Next, Appellants insist that there is no scientific distinction between cocaine and cocaine base, so that under the rule of lenity, they must be sentenced consistent with the guideline penalties for cocaine rather than cocaine base. They rely primarily on United States v. Davis, 864 F.Supp. 1303 (N.D.Ga.1994), as support for this proposition. We have recently rejected this argument and do so again here. United States v. Fisher, 58 F.3d 96, 98-99 (4th Cir.1995).



We have considered all of Appellants' remaining claims and find them to be without merit. Accordingly, we affirm their convictions and sentences.



It is undisputed that this statement meant that the money could be wired via Western Union


In addition to the taped conversation played for the jury, which demonstrated that Johnson gave instructions concerning how the money could be transferred, Lee stated during his trial testimony, "Joe asked [Johnson] if it was all right if I sent some money through the Union.... [Johnson] didn't care. [Johnson] was ready to go to Florida. He agreed. He said, 'Go ahead.' "


Although Johnson was also charged with aiding and abetting the commission of the June 5th sale, see 18 U.S.C.A. Sec. 2 (West 1969), and the district court charged the jury concerning aiding and abetting, the record does not reflect whether the jury found Johnson guilty of this charge. The judgment indicates only that Johnson was convicted of violating Secs. 846 and 841(a)(1). Further, the Government apparently failed to request a charge under Pinkerton v. United States, 328 U.S. 640 (1946). Therefore, we have no basis on which to determine whether Johnson could be liable under the Pinkerton doctrine. Cf. United States v. Chorman, 910 F.2d 102, 111 (4th Cir.1990) ("Proper application of the Pinkerton theory depends on appropriate instructions to the jury.")
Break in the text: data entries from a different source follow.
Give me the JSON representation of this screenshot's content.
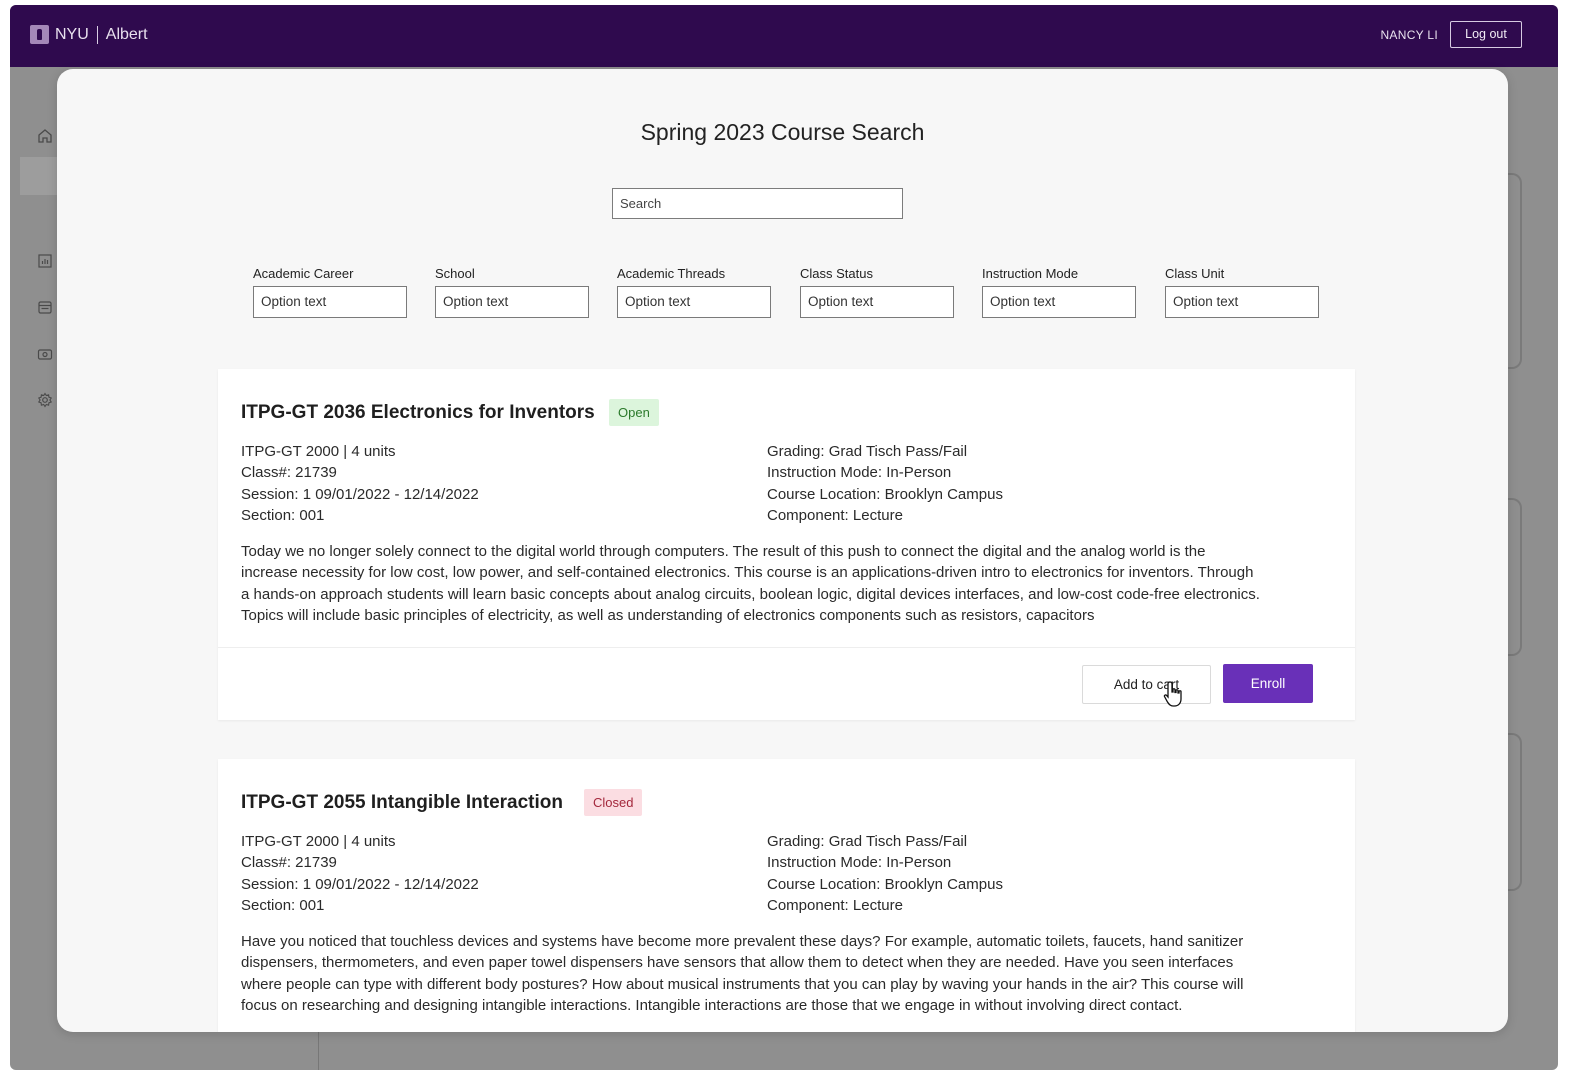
{
  "header": {
    "brand_left": "NYU",
    "brand_right": "Albert",
    "user_name": "NANCY LI",
    "logout_label": "Log out"
  },
  "sidebar": {
    "icons": [
      "home-icon",
      "chart-icon",
      "calendar-icon",
      "money-icon",
      "gear-icon"
    ]
  },
  "search_page": {
    "title": "Spring 2023 Course Search",
    "search_placeholder": "Search",
    "filters": [
      {
        "label": "Academic Career",
        "value": "Option text"
      },
      {
        "label": "School",
        "value": "Option text"
      },
      {
        "label": "Academic Threads",
        "value": "Option text"
      },
      {
        "label": "Class Status",
        "value": "Option text"
      },
      {
        "label": "Instruction Mode",
        "value": "Option text"
      },
      {
        "label": "Class Unit",
        "value": "Option text"
      }
    ]
  },
  "courses": [
    {
      "title": "ITPG-GT 2036 Electronics for Inventors",
      "status": "Open",
      "left_details": [
        "ITPG-GT 2000 | 4 units",
        "Class#: 21739",
        "Session: 1 09/01/2022 - 12/14/2022",
        "Section: 001"
      ],
      "right_details": [
        "Grading: Grad Tisch Pass/Fail",
        "Instruction Mode: In-Person",
        "Course Location: Brooklyn Campus",
        "Component: Lecture"
      ],
      "description": "Today we no longer solely connect to the digital world through computers. The result of this push to connect the digital and the analog world is the increase necessity for low cost, low power, and self-contained electronics. This course is an applications-driven intro to electronics for inventors. Through a hands-on approach students will learn basic concepts about analog circuits, boolean logic, digital devices interfaces, and low-cost code-free electronics. Topics will include basic principles of electricity, as well as understanding of electronics components such as resistors, capacitors",
      "add_to_cart_label": "Add to cart",
      "enroll_label": "Enroll"
    },
    {
      "title": "ITPG-GT 2055 Intangible Interaction",
      "status": "Closed",
      "left_details": [
        "ITPG-GT 2000 | 4 units",
        "Class#: 21739",
        "Session: 1 09/01/2022 - 12/14/2022",
        "Section: 001"
      ],
      "right_details": [
        "Grading: Grad Tisch Pass/Fail",
        "Instruction Mode: In-Person",
        "Course Location: Brooklyn Campus",
        "Component: Lecture"
      ],
      "description": "Have you noticed that touchless devices and systems have become more prevalent these days? For example, automatic toilets, faucets, hand sanitizer dispensers, thermometers, and even paper towel dispensers have sensors that allow them to detect when they are needed. Have you seen interfaces where people can type with different body postures? How about musical instruments that you can play by waving your hands in the air? This course will focus on researching and designing intangible interactions. Intangible interactions are those that we engage in without involving direct contact."
    }
  ],
  "colors": {
    "header_bg": "#2f0a4e",
    "enroll_bg": "#6930b8",
    "open_badge_bg": "#dcf5dc",
    "closed_badge_bg": "#fbdde2"
  }
}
Rule 613(b) provides in pertinent part, "Extrinsic evidence of a prior inconsistent statement by a witness is not admissible unless the witness is afforded an opportunity to explain or deny the same and the opposite party is afforded an opportunity to interrogate the witness thereon, or the interests of justice otherwise require."


Alternatively, Jackson alleges that he cannot be held accountable for any of the cocaine base the district court found he admitted distributing between November and March because it was not "part of the same course of conduct or common scheme or plan" as his convictions. See U.S.S.G. Sec. 1B1.3(a)(2). However, the mere fact that these drugs were alleged to have been sold before Lee made his controlled purchases does not mean they cannot be included toward the total quantity attributable to Jackson as relevant conduct. We therefore reject this claim
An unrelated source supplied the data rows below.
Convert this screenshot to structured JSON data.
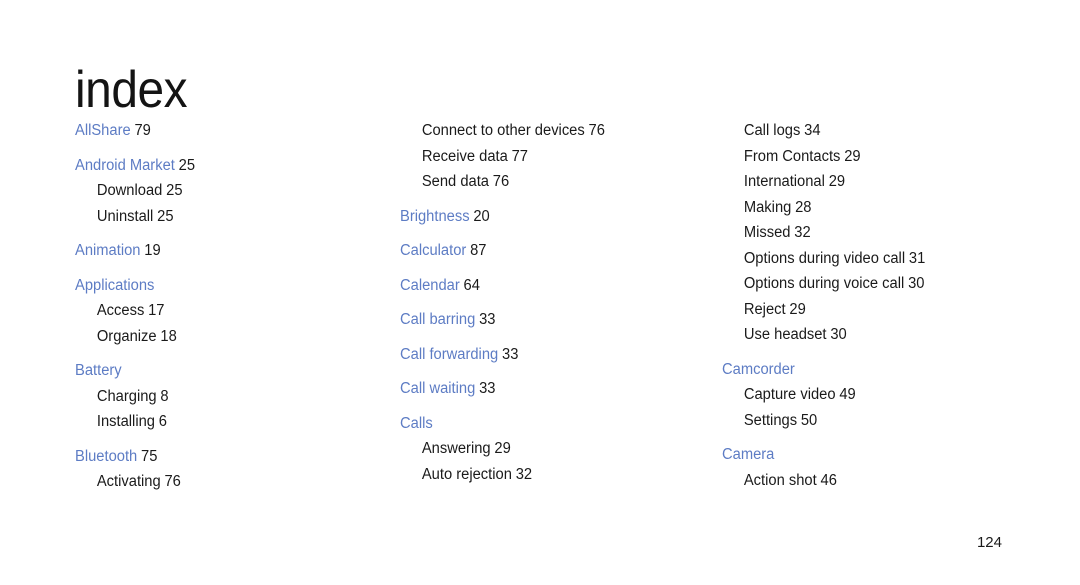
{
  "document": {
    "title": "index",
    "page_number": "124",
    "heading_color": "#5d7cc4",
    "body_color": "#1a1a1a",
    "background_color": "#ffffff"
  },
  "columns": [
    {
      "id": "column-1",
      "groups": [
        {
          "heading": "AllShare",
          "page": "79",
          "subentries": []
        },
        {
          "heading": "Android Market",
          "page": "25",
          "subentries": [
            {
              "label": "Download",
              "page": "25"
            },
            {
              "label": "Uninstall",
              "page": "25"
            }
          ]
        },
        {
          "heading": "Animation",
          "page": "19",
          "subentries": []
        },
        {
          "heading": "Applications",
          "page": "",
          "subentries": [
            {
              "label": "Access",
              "page": "17"
            },
            {
              "label": "Organize",
              "page": "18"
            }
          ]
        },
        {
          "heading": "Battery",
          "page": "",
          "subentries": [
            {
              "label": "Charging",
              "page": "8"
            },
            {
              "label": "Installing",
              "page": "6"
            }
          ]
        },
        {
          "heading": "Bluetooth",
          "page": "75",
          "subentries": [
            {
              "label": "Activating",
              "page": "76"
            }
          ]
        }
      ]
    },
    {
      "id": "column-2",
      "continuation": [
        {
          "label": "Connect to other devices",
          "page": "76"
        },
        {
          "label": "Receive data",
          "page": "77"
        },
        {
          "label": "Send data",
          "page": "76"
        }
      ],
      "groups": [
        {
          "heading": "Brightness",
          "page": "20",
          "subentries": []
        },
        {
          "heading": "Calculator",
          "page": "87",
          "subentries": []
        },
        {
          "heading": "Calendar",
          "page": "64",
          "subentries": []
        },
        {
          "heading": "Call barring",
          "page": "33",
          "subentries": []
        },
        {
          "heading": "Call forwarding",
          "page": "33",
          "subentries": []
        },
        {
          "heading": "Call waiting",
          "page": "33",
          "subentries": []
        },
        {
          "heading": "Calls",
          "page": "",
          "subentries": [
            {
              "label": "Answering",
              "page": "29"
            },
            {
              "label": "Auto rejection",
              "page": "32"
            }
          ]
        }
      ]
    },
    {
      "id": "column-3",
      "continuation": [
        {
          "label": "Call logs",
          "page": "34"
        },
        {
          "label": "From Contacts",
          "page": "29"
        },
        {
          "label": "International",
          "page": "29"
        },
        {
          "label": "Making",
          "page": "28"
        },
        {
          "label": "Missed",
          "page": "32"
        },
        {
          "label": "Options during video call",
          "page": "31"
        },
        {
          "label": "Options during voice call",
          "page": "30"
        },
        {
          "label": "Reject",
          "page": "29"
        },
        {
          "label": "Use headset",
          "page": "30"
        }
      ],
      "groups": [
        {
          "heading": "Camcorder",
          "page": "",
          "subentries": [
            {
              "label": "Capture video",
              "page": "49"
            },
            {
              "label": "Settings",
              "page": "50"
            }
          ]
        },
        {
          "heading": "Camera",
          "page": "",
          "subentries": [
            {
              "label": "Action shot",
              "page": "46"
            }
          ]
        }
      ]
    }
  ]
}
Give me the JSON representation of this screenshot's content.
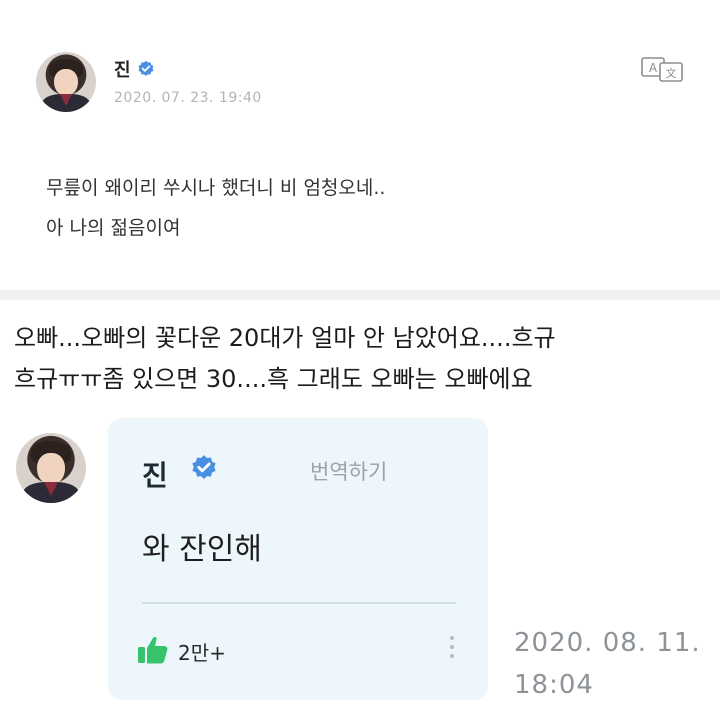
{
  "post": {
    "author": "진",
    "date": "2020. 07. 23. 19:40",
    "lines": [
      "무릎이 왜이리 쑤시나 했더니 비 엄청오네..",
      "아 나의 젊음이여"
    ]
  },
  "caption": {
    "lines": [
      "오빠...오빠의 꽃다운 20대가 얼마 안 남았어요....흐규",
      "흐규ㅠㅠ좀 있으면 30....흑 그래도 오빠는 오빠에요"
    ]
  },
  "reply": {
    "author": "진",
    "translate_label": "번역하기",
    "text": "와 잔인해",
    "likes": "2만+",
    "date_line1": "2020. 08. 11.",
    "date_line2": "18:04"
  },
  "colors": {
    "verified_badge": "#4a90e2",
    "like_icon": "#37c36c",
    "reply_card_bg": "#edf6fa"
  },
  "icons": [
    "verified-badge-icon",
    "translate-icon",
    "thumbs-up-icon",
    "more-vertical-icon"
  ]
}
We note that there were more than 21 weeks, rather than 20, in the months November through March; thus, Jackson was not actually held accountable for every week of these months. Additionally, the officer testified that Jackson admitted to receiving "at least" four ounces per week during this period


Multiplying the 13 weeks in these three months by four ounces per week results in 1,474.2 grams. Adding the 82.5 grams from the controlled purchases that the district court attributed to Jackson, the total is 1,556.7 grams. This quantity of cocaine base is still greater than 1,500 grams--the minimum amount in the Drug Quantity Table for level 38. See U.S.S.G. Sec. 2D1.1. Thus, Jackson's base offense level, and resulting guideline range, would remain the same